If anyone wanted a seminar in how the problems of Irish banks go far beyond Nama, they need look no further than the presentation by Permanent TSB (PTSB) chief executive David Guinane delivered to the Oireachtas Joint Committee on Finance and the Public Service last Wednesday.
In the course of explaining why his bank raised rates on variable mortgages by 0.5% in July, Guinane laid out why even fairly non-Nama, conservative retail lenders like PTSB are losing money.
First they have to make extra loan-loss provisions on soured mortgages and secondly they have to pay more for the funding which supports those loans. Without improved margins, he explained, banks like PTSB would not be able to earn profits, which means eventually they will not have the money to set aside to absorb losses on loans they have already made.
Banks have to walk a fine line on this issue though because impairments and higher margins pull in opposite directions.
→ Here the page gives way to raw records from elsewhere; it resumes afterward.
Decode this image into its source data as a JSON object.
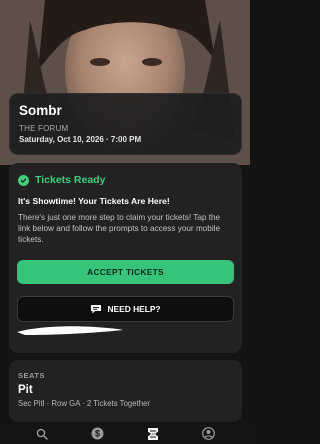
{
  "event": {
    "title": "Sombr",
    "venue": "THE FORUM",
    "datetime": "Saturday, Oct 10, 2026 · 7:00 PM"
  },
  "ready": {
    "title": "Tickets Ready",
    "subtitle": "It's Showtime! Your Tickets Are Here!",
    "body": "There's just one more step to claim your tickets! Tap the link below and follow the prompts to access your mobile tickets.",
    "accept_label": "ACCEPT TICKETS",
    "help_label": "NEED HELP?"
  },
  "seats": {
    "label": "SEATS",
    "section": "Pit",
    "detail": "Sec Pitl · Row GA · 2 Tickets Together"
  },
  "nav": {
    "items": [
      "search-icon",
      "dollar-icon",
      "ticket-icon",
      "account-icon"
    ],
    "active": "ticket-icon"
  },
  "colors": {
    "accent": "#35c479",
    "card": "#222222",
    "background": "#131313"
  }
}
Raising the price on your core product – in this case mortgages – makes it harder for your customers to pay for it, which can lead to higher arrears and, later, impairments and write-offs. With nearly €150bn in Irish residential mortgages alone, even relatively small levels of impairment could put balance sheets under serious strain – especially post-Nama.
Some industry sources are predicting that the banks, once they have offloaded their riskier assets to Nama and recapitalised, are preparing to raise rates en masse in the knowledge that their capital can absorb any new losses that result. Furthermore, as we approach the one-year mark from the institution of the Code on Mortgage Arrears, which stipulates a six-month grace period (12 months for AIB and Bank of Ireland) before repossession procedures can commence, the most troubled borrowers are falling out of protection.
Even without banks charging more or chasing debts more aggressively, borrowers are now coping with an enormous amount of financial stress. Tax increases over the last year have taken up to an extra €1,774 out of the average annual pay packet, while many workers have been forced to take pay cuts. Worse, unemployment has reached 12% and is on the way to peak at 14%-16%. There is simply less money around to pay back loans.
Evidence of this is beginning to appear in financial data. To take one example, a credit report two weeks ago by ratings agency Moodys showed that nearly 4% of mortgages issued by ICS Building Society, a subsidiary of Bank of Ireland (B of I), were in arrears. That means one in 25 borrowers had missed at least one payment. Many had missed more than one and 0.75% were at least a year or more behind – effectively in default.
Mortgage-industry sources say ICS and B of I have had virtually identical lending criteria for years. So the read across to the parent bank is significant, not least because it has €28bn in Irish residential mortgages and €59bn in total. In fact, B of I's end-of-year figures from March show 4.7% of its mortgages were past due. According to a recent trading statement by chief executive Richie Boucher, its bad-loan numbers will be getting worse in the months to come.
This worsening arrears and impairments profile, which is affecting all banks, is occurring in an environment where interest rates have been falling. Starting last October the European Central Bank instituted a series of cuts to the base borrowing rate totalling 2.75%. The domestic banks passed on the cuts and mortgage payments for borrowers on variable rates and trackers fell by hundreds of euro on average, mitigating the effects of the recession somewhat.
But now those same banks are indicating that lending rates are unsustainable and will have to rise. Permanent TSB has already put up prices by 0.5% on its 72,000 variable-rate customers. EBS chief executive Fergus Murphy has made no secret of his expectation of price hikes. There is, in fact, a consensus across the financial industry that the banks cannot afford low mortgage rates any more.
So two things are happening to borrowers: arrears are going up and banks are planning to raise rates on mortgages. But the banks are between a rock and a hard place, too. As PTSB's Guinane pointed out to the finance committee, banks are losing money because impairments are rising and the cost of getting money into the bank is unusually high. So the banks have to walk a delicate tightrope: keep rates too low and lose money on margin; push rates too high and lose money on higher impairments.
The key to all this, analysts say, is unemployment. The higher it goes and the longer it stays high, the worse mortgage arrears will get. PTSB suggested in its interim results last month that "through the cycle" losses could reach 1.6%.
In the meantime, banks are restructuring loans by extending terms to reduce payments or switching borrowers to interest-only. The Irish Banking Federation has even been proactive in aggreeing a new protocol with Mabs, effective this week, to formalise a loan work-out process. This has the benefit of limiting provisions in the short term, but it risks creating large numbers of 'zombie mortgages' which are technically performing, but not really paying off.
Ultimately, like the problems with bad loans to broke developers, the coming mortgage difficulties will have to become a policy issue. The social consequences of huge debt and negative equity will make it politically necessary to do something to save borrowers. Otherwise, sooner or later, the strapped banks could reach the limits of forbearance.